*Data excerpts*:
* * * *
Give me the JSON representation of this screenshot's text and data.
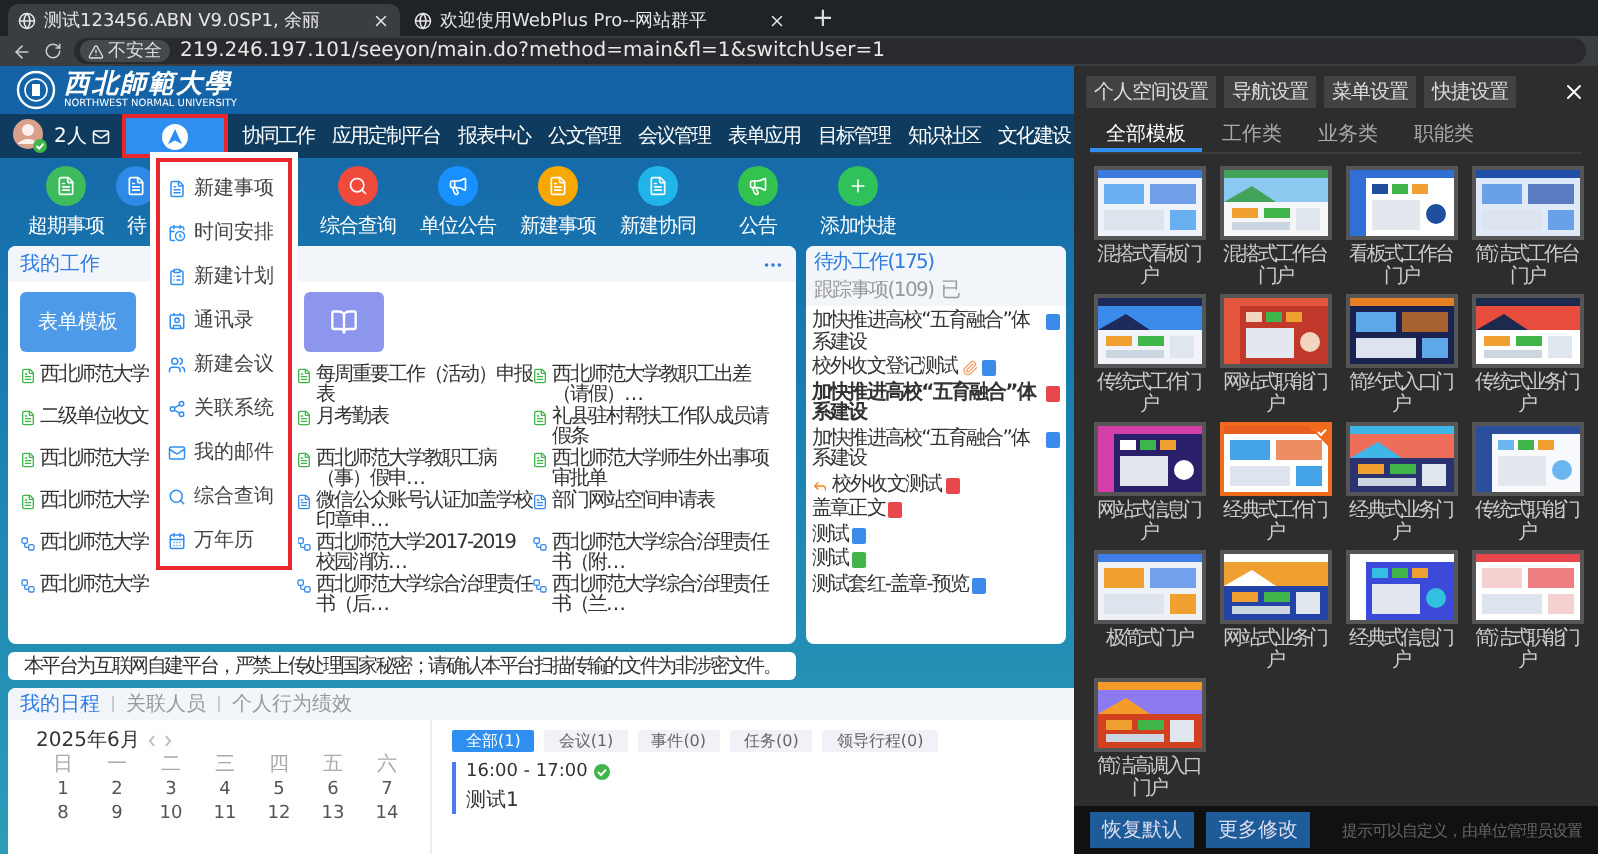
{
  "browser": {
    "tabs": [
      {
        "title": "测试123456.ABN V9.0SP1, 余丽",
        "selected": true
      },
      {
        "title": "欢迎使用WebPlus Pro--网站群平",
        "selected": false
      }
    ],
    "new_tab": "+",
    "security": "不安全",
    "url": "219.246.197.101/seeyon/main.do?method=main&fl=1&switchUser=1"
  },
  "header": {
    "logo_title": "西北師範大學",
    "logo_subtitle": "NORTHWEST NORMAL UNIVERSITY"
  },
  "user": {
    "online": "2人"
  },
  "nav": [
    {
      "kind": "home",
      "selected": true
    },
    {
      "kind": "text",
      "label": "协同工作",
      "selected": false
    },
    {
      "kind": "text",
      "label": "应用定制平台",
      "selected": false
    },
    {
      "kind": "text",
      "label": "报表中心",
      "selected": false
    },
    {
      "kind": "text",
      "label": "公文管理",
      "selected": false
    },
    {
      "kind": "text",
      "label": "会议管理",
      "selected": false
    },
    {
      "kind": "text",
      "label": "表单应用",
      "selected": false
    },
    {
      "kind": "text",
      "label": "目标管理",
      "selected": false
    },
    {
      "kind": "text",
      "label": "知识社区",
      "selected": false
    },
    {
      "kind": "text",
      "label": "文化建设",
      "selected": false
    }
  ],
  "dropdown": [
    {
      "label": "新建事项",
      "kind": "doc"
    },
    {
      "label": "时间安排",
      "kind": "schedule"
    },
    {
      "label": "新建计划",
      "kind": "plan"
    },
    {
      "label": "通讯录",
      "kind": "contacts"
    },
    {
      "label": "新建会议",
      "kind": "meeting"
    },
    {
      "label": "关联系统",
      "kind": "system"
    },
    {
      "label": "我的邮件",
      "kind": "mail"
    },
    {
      "label": "综合查询",
      "kind": "search"
    },
    {
      "label": "万年历",
      "kind": "calendar"
    }
  ],
  "shortcuts": [
    {
      "label": "超期事项",
      "color": "#3dbb5d",
      "kind": "doc"
    },
    {
      "label": "待",
      "color": "#2e8ae6",
      "kind": "doc"
    },
    {
      "label": "综合查询",
      "color": "#f04a3c",
      "kind": "search"
    },
    {
      "label": "单位公告",
      "color": "#1890ff",
      "kind": "speaker"
    },
    {
      "label": "新建事项",
      "color": "#f7a800",
      "kind": "doc"
    },
    {
      "label": "新建协同",
      "color": "#1fb5e8",
      "kind": "doc"
    },
    {
      "label": "公告",
      "color": "#33c24d",
      "kind": "speaker"
    },
    {
      "label": "添加快捷",
      "color": "#2fc25b",
      "kind": "plus"
    }
  ],
  "my_work": {
    "title": "我的工作",
    "template_tile": "表单模板",
    "columns": [
      [
        {
          "text": "西北师范大学",
          "kind": "form"
        },
        {
          "text": "二级单位收文",
          "kind": "form"
        },
        {
          "text": "西北师范大学",
          "kind": "form"
        },
        {
          "text": "西北师范大学",
          "kind": "form"
        },
        {
          "text": "西北师范大学",
          "kind": "flow"
        },
        {
          "text": "西北师范大学",
          "kind": "flow"
        }
      ],
      [
        {
          "text": "每周重要工作（活动）申报表",
          "kind": "form"
        },
        {
          "text": "月考勤表",
          "kind": "form"
        },
        {
          "text": "西北师范大学教职工病（事）假申…",
          "kind": "form"
        },
        {
          "text": "微信公众账号认证加盖学校印章申…",
          "kind": "doc"
        },
        {
          "text": "西北师范大学2017-2019校园消防…",
          "kind": "flow"
        },
        {
          "text": "西北师范大学综合治理责任书（后…",
          "kind": "flow"
        }
      ],
      [
        {
          "text": "西北师范大学教职工出差（请假）…",
          "kind": "form"
        },
        {
          "text": "礼县驻村帮扶工作队成员请假条",
          "kind": "form"
        },
        {
          "text": "西北师范大学师生外出事项审批单",
          "kind": "form"
        },
        {
          "text": "部门网站空间申请表",
          "kind": "doc"
        },
        {
          "text": "西北师范大学综合治理责任书（附…",
          "kind": "flow"
        },
        {
          "text": "西北师范大学综合治理责任书（兰…",
          "kind": "flow"
        }
      ]
    ]
  },
  "todo": {
    "tabs": [
      {
        "label": "待办工作(175)",
        "selected": true
      },
      {
        "label": "跟踪事项(109)",
        "selected": false
      },
      {
        "label": "已",
        "selected": false
      }
    ],
    "items": [
      {
        "text": "加快推进高校“五育融合”体系建设",
        "bold": false,
        "kind": "plain",
        "color": "#3b8beb"
      },
      {
        "text": "校外收文登记测试",
        "bold": false,
        "kind": "attachment",
        "color": "#3b8beb"
      },
      {
        "text": "加快推进高校“五育融合”体系建设",
        "bold": true,
        "kind": "plain",
        "color": "#e8474c"
      },
      {
        "text": "加快推进高校“五育融合”体系建设",
        "bold": false,
        "kind": "plain",
        "color": "#3b8beb"
      },
      {
        "text": "校外收文测试",
        "bold": false,
        "kind": "reply",
        "color": "#e8474c"
      },
      {
        "text": "盖章正文",
        "bold": false,
        "kind": "plain",
        "color": "#e8474c"
      },
      {
        "text": "测试",
        "bold": false,
        "kind": "plain",
        "color": "#3b8beb"
      },
      {
        "text": "测试",
        "bold": false,
        "kind": "plain",
        "color": "#3fb54a"
      },
      {
        "text": "测试套红-盖章-预览",
        "bold": false,
        "kind": "plain",
        "color": "#3b8beb"
      }
    ]
  },
  "notice": "本平台为互联网自建平台，严禁上传处理国家秘密；请确认本平台扫描传输的文件为非涉密文件。",
  "schedule": {
    "tabs": [
      {
        "label": "我的日程",
        "selected": true
      },
      {
        "label": "关联人员",
        "selected": false
      },
      {
        "label": "个人行为绩效",
        "selected": false
      }
    ],
    "month": "2025年6月",
    "weekdays": [
      "日",
      "一",
      "二",
      "三",
      "四",
      "五",
      "六"
    ],
    "weeks": [
      [
        "1",
        "2",
        "3",
        "4",
        "5",
        "6",
        "7"
      ],
      [
        "8",
        "9",
        "10",
        "11",
        "12",
        "13",
        "14"
      ]
    ],
    "filters": [
      {
        "label": "全部(1)",
        "selected": true
      },
      {
        "label": "会议(1)",
        "selected": false
      },
      {
        "label": "事件(0)",
        "selected": false
      },
      {
        "label": "任务(0)",
        "selected": false
      },
      {
        "label": "领导行程(0)",
        "selected": false
      }
    ],
    "events": [
      {
        "time": "16:00 - 17:00",
        "done": true,
        "title": "测试1"
      }
    ]
  },
  "drawer": {
    "settings": [
      "个人空间设置",
      "导航设置",
      "菜单设置",
      "快捷设置"
    ],
    "tabs": [
      {
        "label": "全部模板",
        "selected": true
      },
      {
        "label": "工作类",
        "selected": false
      },
      {
        "label": "业务类",
        "selected": false
      },
      {
        "label": "职能类",
        "selected": false
      }
    ],
    "portals": [
      {
        "label": "混搭式看板门户",
        "selected": false
      },
      {
        "label": "混搭式工作台门户",
        "selected": false
      },
      {
        "label": "看板式工作台门户",
        "selected": false
      },
      {
        "label": "简洁式工作台门户",
        "selected": false
      },
      {
        "label": "传统式工作门户",
        "selected": false
      },
      {
        "label": "网站式职能门户",
        "selected": false
      },
      {
        "label": "简约式入口门户",
        "selected": false
      },
      {
        "label": "传统式业务门户",
        "selected": false
      },
      {
        "label": "网站式信息门户",
        "selected": false
      },
      {
        "label": "经典式工作门户",
        "selected": true
      },
      {
        "label": "经典式业务门户",
        "selected": false
      },
      {
        "label": "传统式职能门户",
        "selected": false
      },
      {
        "label": "极简式门户",
        "selected": false
      },
      {
        "label": "网站式业务门户",
        "selected": false
      },
      {
        "label": "经典式信息门户",
        "selected": false
      },
      {
        "label": "简洁式职能门户",
        "selected": false
      },
      {
        "label": "简洁高调入口门户",
        "selected": false
      }
    ],
    "footer_buttons": [
      "恢复默认",
      "更多修改"
    ],
    "hint": "提示可以自定义，由单位管理员设置"
  }
}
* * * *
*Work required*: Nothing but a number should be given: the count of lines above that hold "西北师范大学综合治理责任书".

*Output for this task*: 3